Anthem can be taken in two ways. Firstly, it is the story of a man who - in a coloney - discovers that, rather than serving one specific purposes in the hive, that he has the power to be an individual. This is the literal translation of this text. However, it is incredibly important to look at Anthem as more than simply a story of self-recognition.
Rightly or wrongly, Anthem is one eight-eight page pithy story of the power of man as an individual. Is this symbolism evident? Yes - it's about as obvious as it can possibly be made. Of course, I found this frustrating, hoping that Rand would make her agenda slightly less blaringly obvious. However, this book is meant to spell out to the reader the theory of objectivism (such as most of Rand's books are). It seems to me that rather than leaving the reader with a chunk of literature to digest, Rand instead lays out a flowchart of what the reader should be internalizing. Good if you don't want to spend the energy to think, not so good if you enjoy the merits of more "gray" literature (re rather than black and white).
Overall, a strong showing of Rand's abilities as a writer, if not a little stiff. This is worth reading, most assuredly -- It's just not one of her best books. It is a good introduction to the objectivist philosphy, even if it is not "displayed" as such. A worthy effort, but does have fundamental flaws.
on January 6, 2004
This book is an attack against socialism or other collectivist ideologies. Rand claims to be inividualistic, yet she supports laissez faire capitalism, which in my opinion is incompatible with individualism. Capitalism transfers power into the hands of private companies. These businesses control resources, wages, ect. How can someone be an individual when their lifestyles are dependant on their wages that their boss dictates? Your wages deterrmine how you eat, dress, live, ect. The capitalistic wage system is anything but individualistic. She claims to advocate individual freedom, but how can one be free when they are compelled to spend 80 percent of their lives in authoritarian institutions called "work"? How is being a wage slave individualistic? Not to mention capitalism has created the most totalitarian institution witnessed in modern times; the corporation. This is a strict, top to bottom hierarchy. People (thanks to new technology) are monitored constantly. Some places put badges on people to monitor them daily, and if they leave for the bathroom they are fired. Some people have to urinate in jars because if they take off time to use the restroom they risk losing their jobs. Is this individual freedom? No, this is absolutism, the absolutism that thomas jefferson warned us about when he realised that "moneyed incorporations" were aquiring power. A capitalist would bring up the argument that "you aren't forced to work, its a free contract". You have to be some nazi or stalinist to believe this. I mean, this is the type of contract between a man robbing another with gun to his head. Its a free decision, either work, or starve to death. Wow thats real individual freedom. Dont fall victim to objectivist/capitalist propaganda. These are ideals that no one really takes seriously. Free market capitalism is a joke, and would fall apart immediately, and if it didnt, people would overthrow it because they wouldn't allow such a despotic system exist. Free market ideology is only a political weapon; a weapon against social spending, the poor, ect.

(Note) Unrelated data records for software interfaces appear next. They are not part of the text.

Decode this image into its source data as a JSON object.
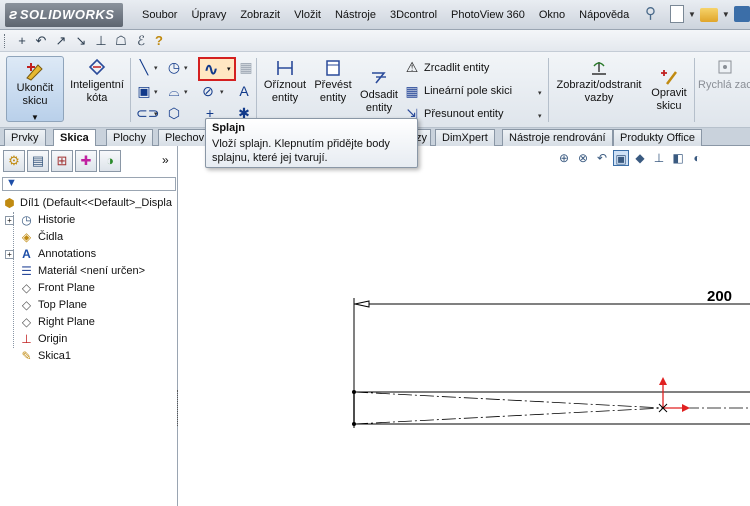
{
  "app": {
    "logo": "SOLIDWORKS"
  },
  "menu": [
    "Soubor",
    "Úpravy",
    "Zobrazit",
    "Vložit",
    "Nástroje",
    "3Dcontrol",
    "PhotoView 360",
    "Okno",
    "Nápověda"
  ],
  "commands": {
    "exit_sketch": "Ukončit skicu",
    "smart_dim": "Inteligentní kóta",
    "trim": "Oříznout entity",
    "convert": "Převést entity",
    "offset": "Odsadit entity",
    "mirror": "Zrcadlit entity",
    "linear_pattern": "Lineární pole skici",
    "move": "Přesunout entity",
    "display_delete": "Zobrazit/odstranit vazby",
    "repair": "Opravit skicu",
    "quick_snaps": "Rychlá zachytávání"
  },
  "tabs": [
    "Prvky",
    "Skica",
    "Plochy",
    "Plechov",
    "zy",
    "DimXpert",
    "Nástroje rendrování",
    "Produkty Office"
  ],
  "active_tab": "Skica",
  "tooltip": {
    "title": "Splajn",
    "body": "Vloží splajn. Klepnutím přidějte body splajnu, které jej tvarují."
  },
  "feature_tree": {
    "root": "Díl1  (Default<<Default>_Displa",
    "items": [
      {
        "label": "Historie",
        "icon": "history-icon",
        "expandable": true
      },
      {
        "label": "Čidla",
        "icon": "sensors-icon",
        "expandable": false
      },
      {
        "label": "Annotations",
        "icon": "annotations-icon",
        "expandable": true
      },
      {
        "label": "Materiál <není určen>",
        "icon": "material-icon",
        "expandable": false
      },
      {
        "label": "Front Plane",
        "icon": "plane-icon",
        "expandable": false
      },
      {
        "label": "Top Plane",
        "icon": "plane-icon",
        "expandable": false
      },
      {
        "label": "Right Plane",
        "icon": "plane-icon",
        "expandable": false
      },
      {
        "label": "Origin",
        "icon": "origin-icon",
        "expandable": false
      },
      {
        "label": "Skica1",
        "icon": "sketch-icon",
        "expandable": false
      }
    ]
  },
  "drawing": {
    "dimension": "200"
  },
  "colors": {
    "accent": "#d42020",
    "sketch": "#000000",
    "origin": "#e02020"
  }
}
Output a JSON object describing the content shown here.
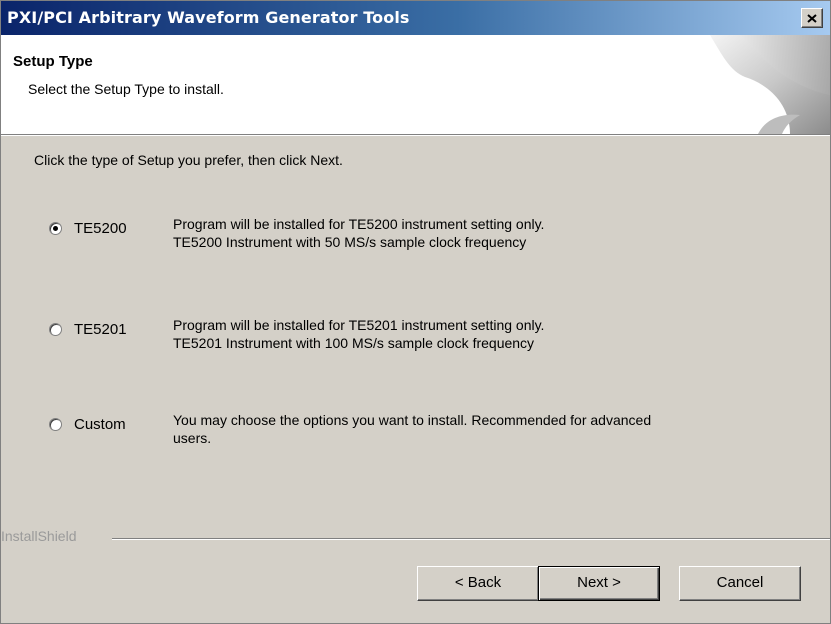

So what would a real free society look like? It would be a cooperative society, where people work with eachother instead of against eachother. Authoritarian institutions like the corporations, the state, and other institutions that limit human freedom would cease to exist. The pig capitalist system would be abolished. However, portrayed society presented in this book will become a reality if we continue to accept capitalism.